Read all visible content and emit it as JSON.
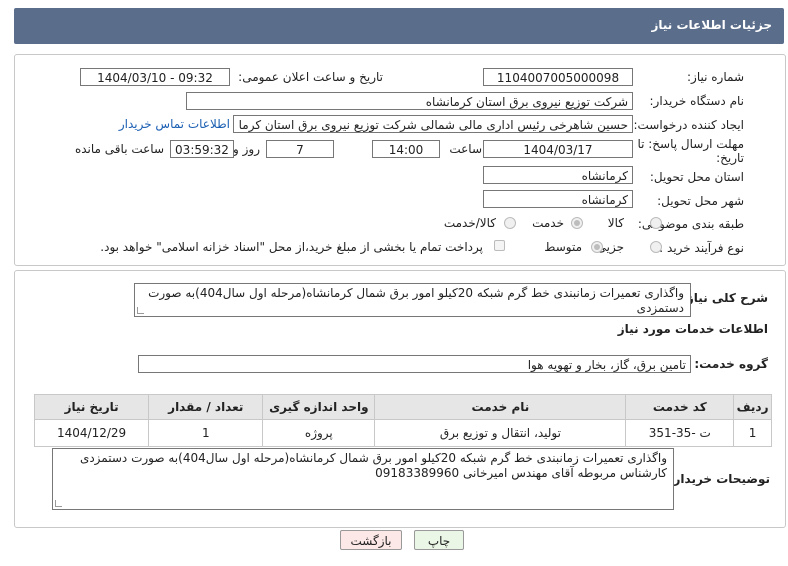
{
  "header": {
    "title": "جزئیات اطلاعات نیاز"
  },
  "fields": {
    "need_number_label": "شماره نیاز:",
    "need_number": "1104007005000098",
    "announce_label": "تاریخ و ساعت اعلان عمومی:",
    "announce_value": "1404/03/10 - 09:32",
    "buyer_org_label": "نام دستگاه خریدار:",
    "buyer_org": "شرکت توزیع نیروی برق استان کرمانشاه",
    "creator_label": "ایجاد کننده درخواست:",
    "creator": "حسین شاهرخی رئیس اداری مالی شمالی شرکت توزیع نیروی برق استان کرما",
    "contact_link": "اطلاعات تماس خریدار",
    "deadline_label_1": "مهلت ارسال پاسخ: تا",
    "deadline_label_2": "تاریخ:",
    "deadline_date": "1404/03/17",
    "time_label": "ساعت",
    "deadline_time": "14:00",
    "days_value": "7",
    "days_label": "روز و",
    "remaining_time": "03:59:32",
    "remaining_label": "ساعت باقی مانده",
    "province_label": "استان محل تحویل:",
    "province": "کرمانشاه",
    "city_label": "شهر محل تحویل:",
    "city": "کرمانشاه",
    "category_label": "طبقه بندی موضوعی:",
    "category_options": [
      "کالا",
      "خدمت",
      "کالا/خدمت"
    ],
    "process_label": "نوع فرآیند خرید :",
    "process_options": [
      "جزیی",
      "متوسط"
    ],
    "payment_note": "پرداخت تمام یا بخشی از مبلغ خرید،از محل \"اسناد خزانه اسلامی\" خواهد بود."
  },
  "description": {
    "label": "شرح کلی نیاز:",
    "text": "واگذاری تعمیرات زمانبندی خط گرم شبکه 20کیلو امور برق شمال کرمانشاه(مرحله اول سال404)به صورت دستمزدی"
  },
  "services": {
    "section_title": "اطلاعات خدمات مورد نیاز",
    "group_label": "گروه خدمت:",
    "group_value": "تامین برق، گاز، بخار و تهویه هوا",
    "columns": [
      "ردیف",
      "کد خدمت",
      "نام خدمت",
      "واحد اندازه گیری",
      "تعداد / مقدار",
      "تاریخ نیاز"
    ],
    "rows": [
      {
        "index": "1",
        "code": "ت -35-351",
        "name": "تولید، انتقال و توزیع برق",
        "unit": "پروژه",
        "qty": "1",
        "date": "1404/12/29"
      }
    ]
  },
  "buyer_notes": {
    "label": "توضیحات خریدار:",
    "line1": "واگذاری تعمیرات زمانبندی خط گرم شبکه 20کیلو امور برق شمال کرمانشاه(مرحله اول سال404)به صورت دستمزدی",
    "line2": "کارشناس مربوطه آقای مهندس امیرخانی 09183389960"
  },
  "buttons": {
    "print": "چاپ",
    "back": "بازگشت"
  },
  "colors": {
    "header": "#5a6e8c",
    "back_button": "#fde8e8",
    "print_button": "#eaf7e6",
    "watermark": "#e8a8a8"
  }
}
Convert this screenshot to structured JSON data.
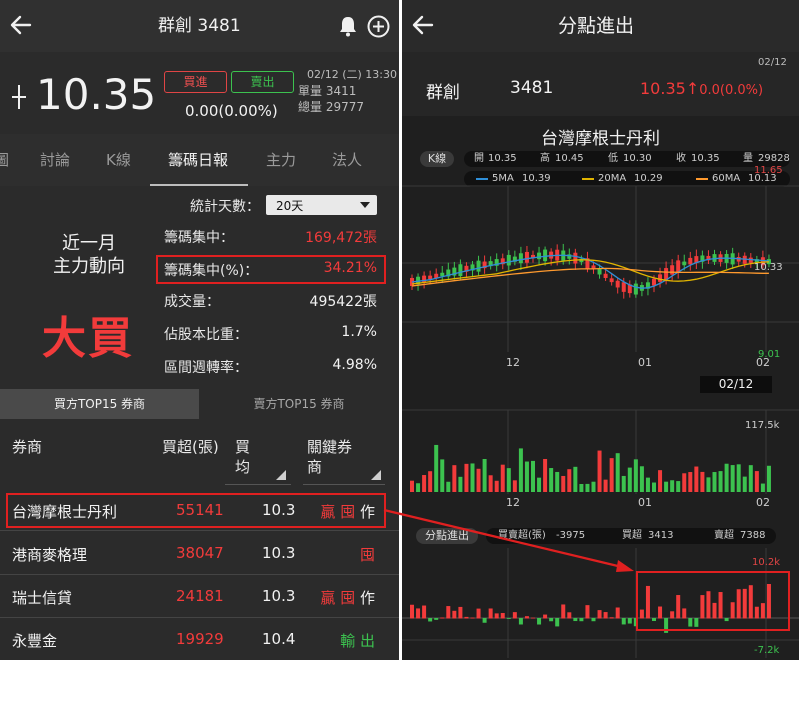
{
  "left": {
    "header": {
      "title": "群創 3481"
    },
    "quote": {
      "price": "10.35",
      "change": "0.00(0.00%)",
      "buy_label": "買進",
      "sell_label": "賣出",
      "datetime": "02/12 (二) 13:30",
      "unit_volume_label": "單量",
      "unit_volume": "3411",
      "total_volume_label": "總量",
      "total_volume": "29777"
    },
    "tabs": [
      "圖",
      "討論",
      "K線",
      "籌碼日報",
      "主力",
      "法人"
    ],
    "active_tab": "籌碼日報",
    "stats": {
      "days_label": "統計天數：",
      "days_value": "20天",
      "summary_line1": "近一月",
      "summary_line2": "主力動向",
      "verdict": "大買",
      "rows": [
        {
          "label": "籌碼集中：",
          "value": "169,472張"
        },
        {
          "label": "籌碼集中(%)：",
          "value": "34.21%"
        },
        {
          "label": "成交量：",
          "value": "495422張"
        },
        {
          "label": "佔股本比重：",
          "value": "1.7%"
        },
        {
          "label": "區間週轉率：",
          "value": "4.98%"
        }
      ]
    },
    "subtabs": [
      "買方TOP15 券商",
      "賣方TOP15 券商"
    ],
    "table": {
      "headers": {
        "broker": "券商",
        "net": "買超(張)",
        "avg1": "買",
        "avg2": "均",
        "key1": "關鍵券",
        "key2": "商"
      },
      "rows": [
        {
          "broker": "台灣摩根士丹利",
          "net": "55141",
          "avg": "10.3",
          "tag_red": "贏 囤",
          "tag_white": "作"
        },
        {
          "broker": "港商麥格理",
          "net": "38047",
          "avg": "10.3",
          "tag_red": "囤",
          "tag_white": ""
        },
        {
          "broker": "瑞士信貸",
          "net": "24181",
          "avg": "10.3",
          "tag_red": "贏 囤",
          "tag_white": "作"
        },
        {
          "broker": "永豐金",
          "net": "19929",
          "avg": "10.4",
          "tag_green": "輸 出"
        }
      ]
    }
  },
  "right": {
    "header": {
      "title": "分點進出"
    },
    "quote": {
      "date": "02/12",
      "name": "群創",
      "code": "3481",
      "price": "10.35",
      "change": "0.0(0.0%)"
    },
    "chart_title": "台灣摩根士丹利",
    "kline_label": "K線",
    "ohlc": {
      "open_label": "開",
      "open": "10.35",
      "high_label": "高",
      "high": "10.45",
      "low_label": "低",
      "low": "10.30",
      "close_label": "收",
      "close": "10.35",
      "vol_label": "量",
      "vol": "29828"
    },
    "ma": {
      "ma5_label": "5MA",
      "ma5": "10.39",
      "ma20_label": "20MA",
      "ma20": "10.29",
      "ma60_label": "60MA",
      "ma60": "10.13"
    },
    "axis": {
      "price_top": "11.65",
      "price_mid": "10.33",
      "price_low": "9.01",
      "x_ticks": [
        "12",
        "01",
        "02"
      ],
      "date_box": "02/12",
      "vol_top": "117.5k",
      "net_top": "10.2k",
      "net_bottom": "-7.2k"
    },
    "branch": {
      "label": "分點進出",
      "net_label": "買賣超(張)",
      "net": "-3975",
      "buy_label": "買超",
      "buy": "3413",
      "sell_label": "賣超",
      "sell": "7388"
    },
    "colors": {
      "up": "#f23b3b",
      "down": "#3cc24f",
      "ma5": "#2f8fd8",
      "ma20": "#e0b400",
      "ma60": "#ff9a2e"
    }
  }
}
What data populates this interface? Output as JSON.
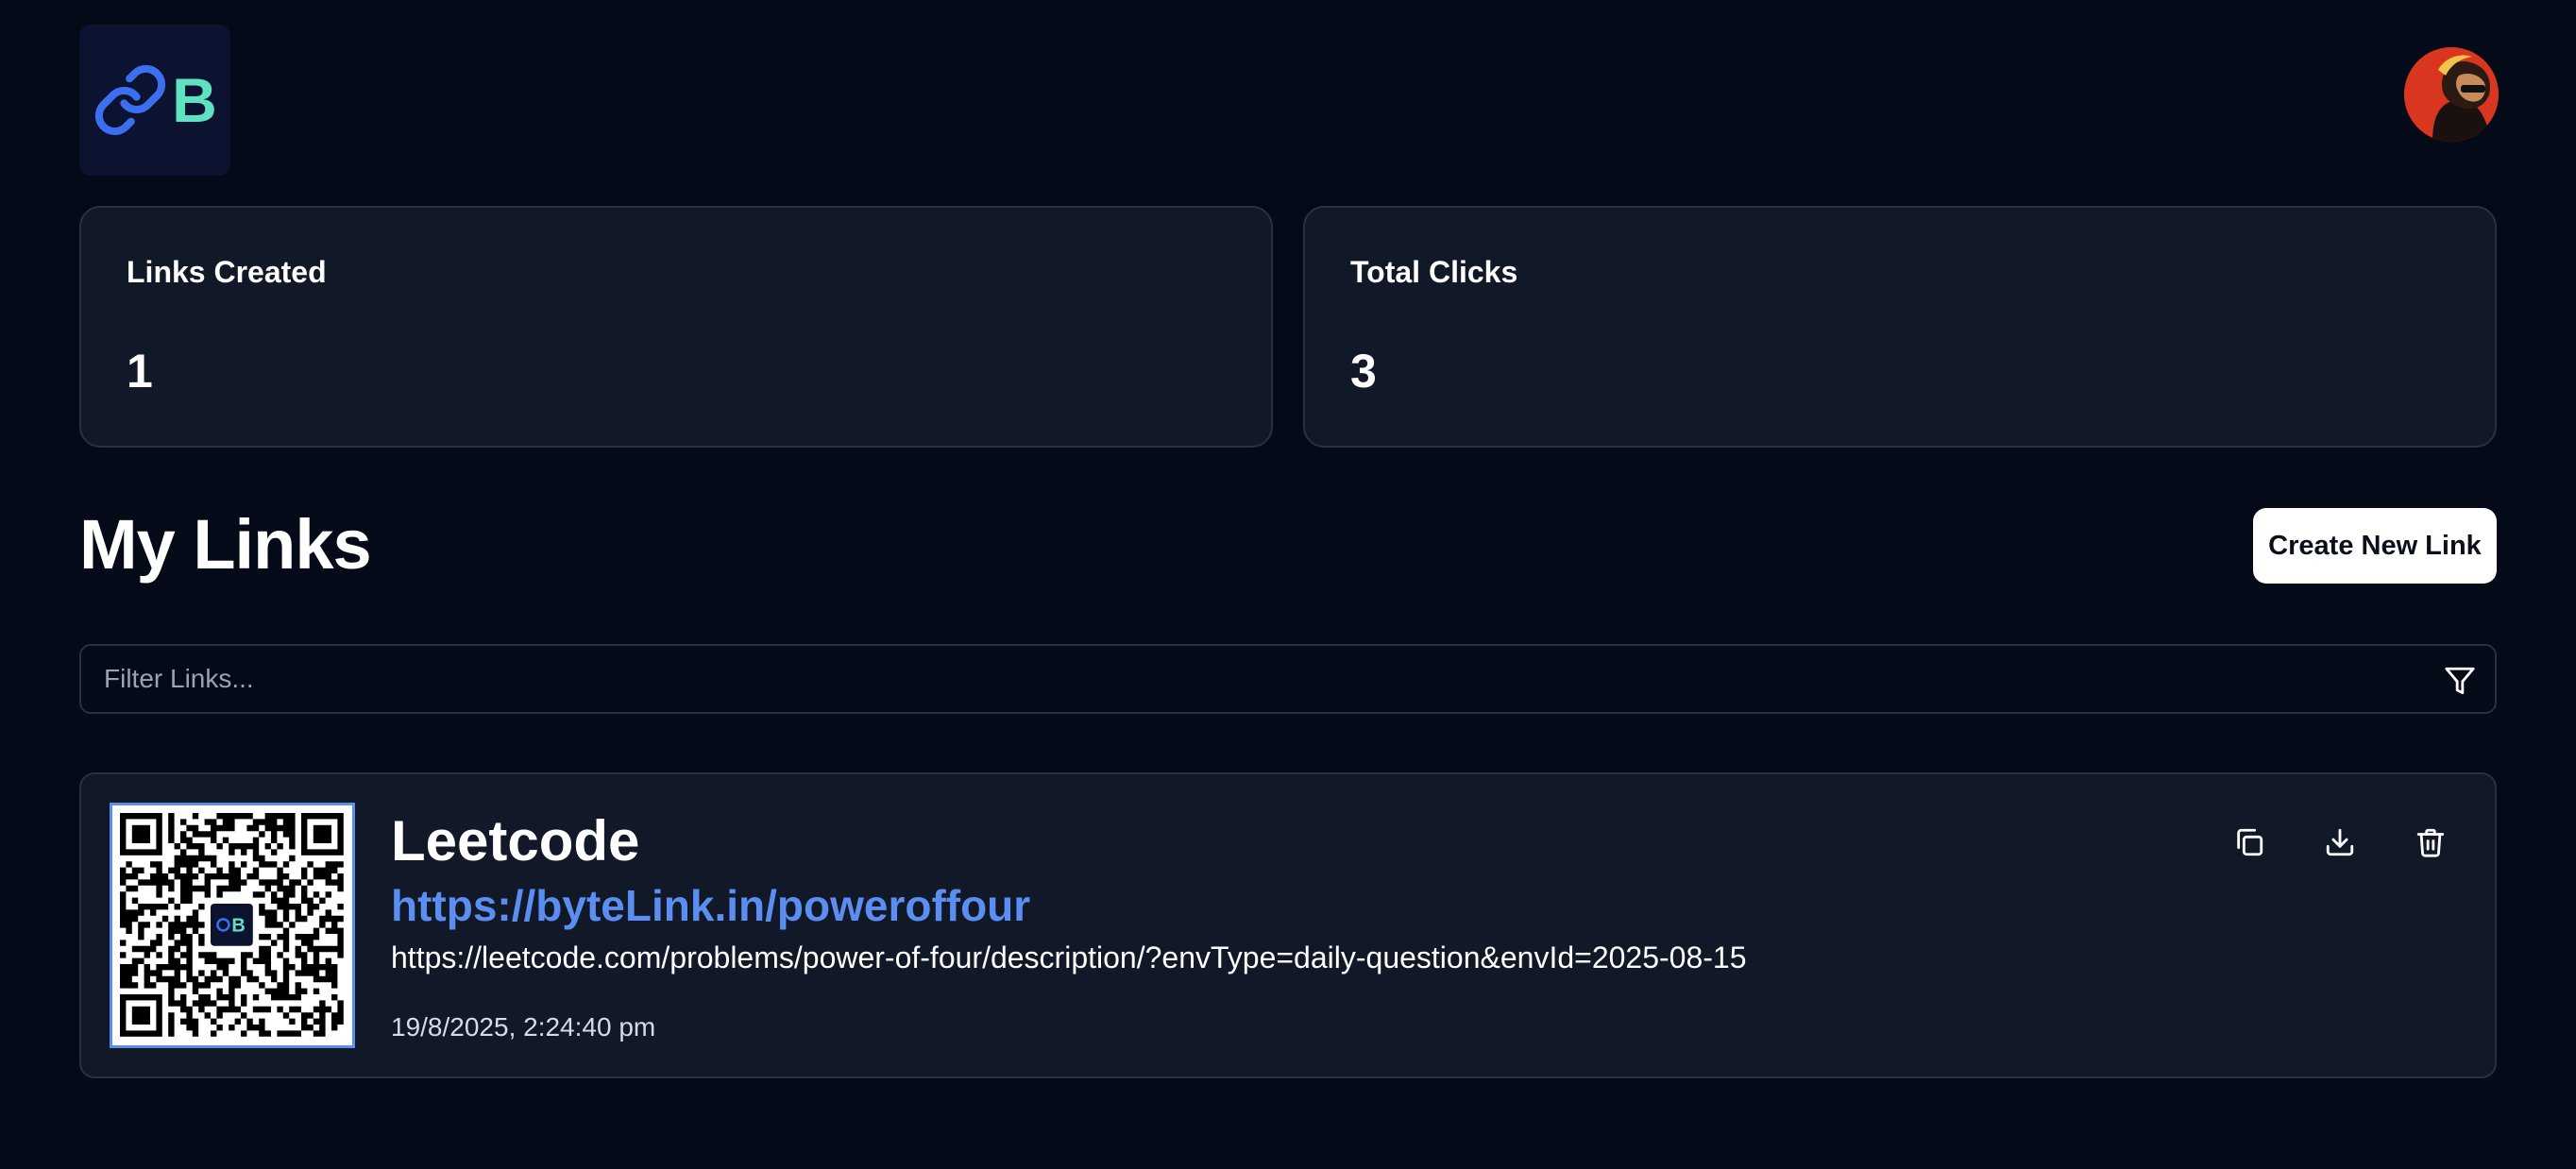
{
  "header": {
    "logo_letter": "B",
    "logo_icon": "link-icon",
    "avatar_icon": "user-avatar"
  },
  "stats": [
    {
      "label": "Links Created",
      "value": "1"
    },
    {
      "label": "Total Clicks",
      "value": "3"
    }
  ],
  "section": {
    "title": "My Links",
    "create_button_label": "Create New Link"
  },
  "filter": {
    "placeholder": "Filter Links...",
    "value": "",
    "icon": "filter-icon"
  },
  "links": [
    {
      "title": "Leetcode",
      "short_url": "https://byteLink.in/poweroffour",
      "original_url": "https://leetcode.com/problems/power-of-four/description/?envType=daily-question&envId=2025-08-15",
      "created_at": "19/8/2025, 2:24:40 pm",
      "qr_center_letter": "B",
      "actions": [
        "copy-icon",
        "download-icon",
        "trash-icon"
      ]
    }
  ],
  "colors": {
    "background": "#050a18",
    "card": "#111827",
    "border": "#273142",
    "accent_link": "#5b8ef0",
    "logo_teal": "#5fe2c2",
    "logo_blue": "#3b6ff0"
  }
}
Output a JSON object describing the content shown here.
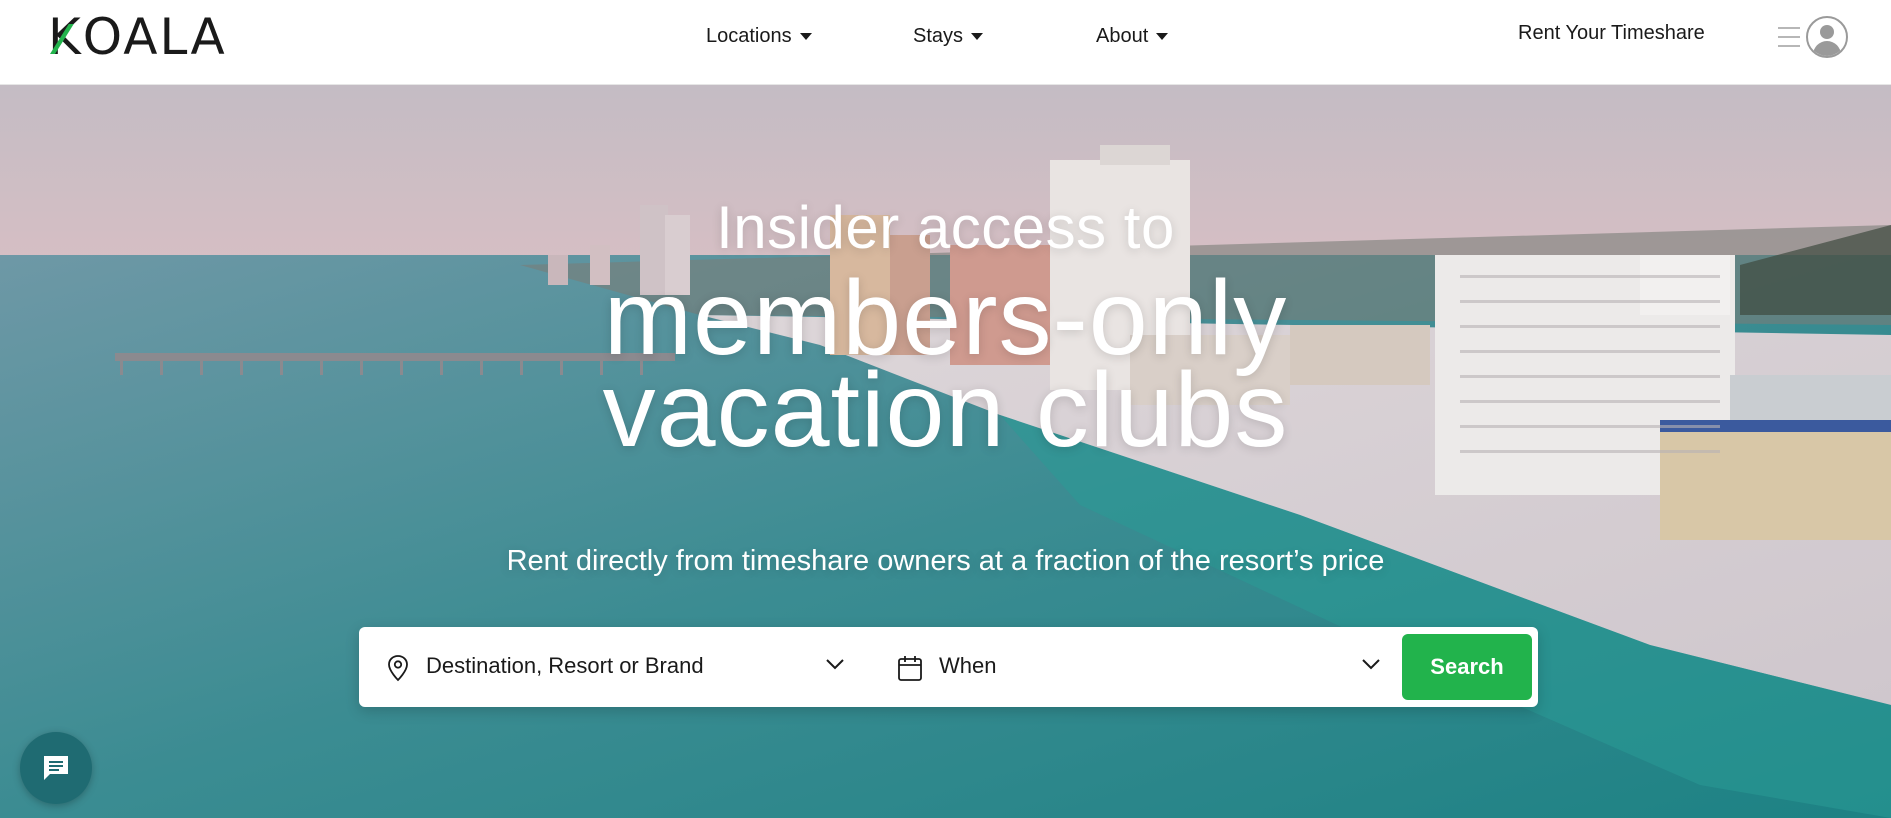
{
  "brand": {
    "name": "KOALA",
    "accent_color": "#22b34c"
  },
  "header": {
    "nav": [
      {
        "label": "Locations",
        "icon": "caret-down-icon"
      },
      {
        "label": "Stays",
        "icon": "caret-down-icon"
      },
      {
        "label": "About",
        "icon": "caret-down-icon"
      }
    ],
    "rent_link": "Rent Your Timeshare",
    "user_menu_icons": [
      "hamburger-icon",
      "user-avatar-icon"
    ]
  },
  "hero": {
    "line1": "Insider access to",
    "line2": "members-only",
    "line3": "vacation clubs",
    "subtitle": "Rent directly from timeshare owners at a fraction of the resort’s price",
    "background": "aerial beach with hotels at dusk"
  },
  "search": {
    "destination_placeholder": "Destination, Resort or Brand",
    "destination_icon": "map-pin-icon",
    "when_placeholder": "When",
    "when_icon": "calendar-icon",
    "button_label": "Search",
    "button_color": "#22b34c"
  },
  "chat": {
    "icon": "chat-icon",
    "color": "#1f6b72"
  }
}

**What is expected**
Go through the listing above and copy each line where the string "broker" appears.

**Answer to this exercise**
        "broker": "券商",
          "broker": "台灣摩根士丹利",
          "broker": "港商麥格理",
          "broker": "瑞士信貸",
          "broker": "永豐金",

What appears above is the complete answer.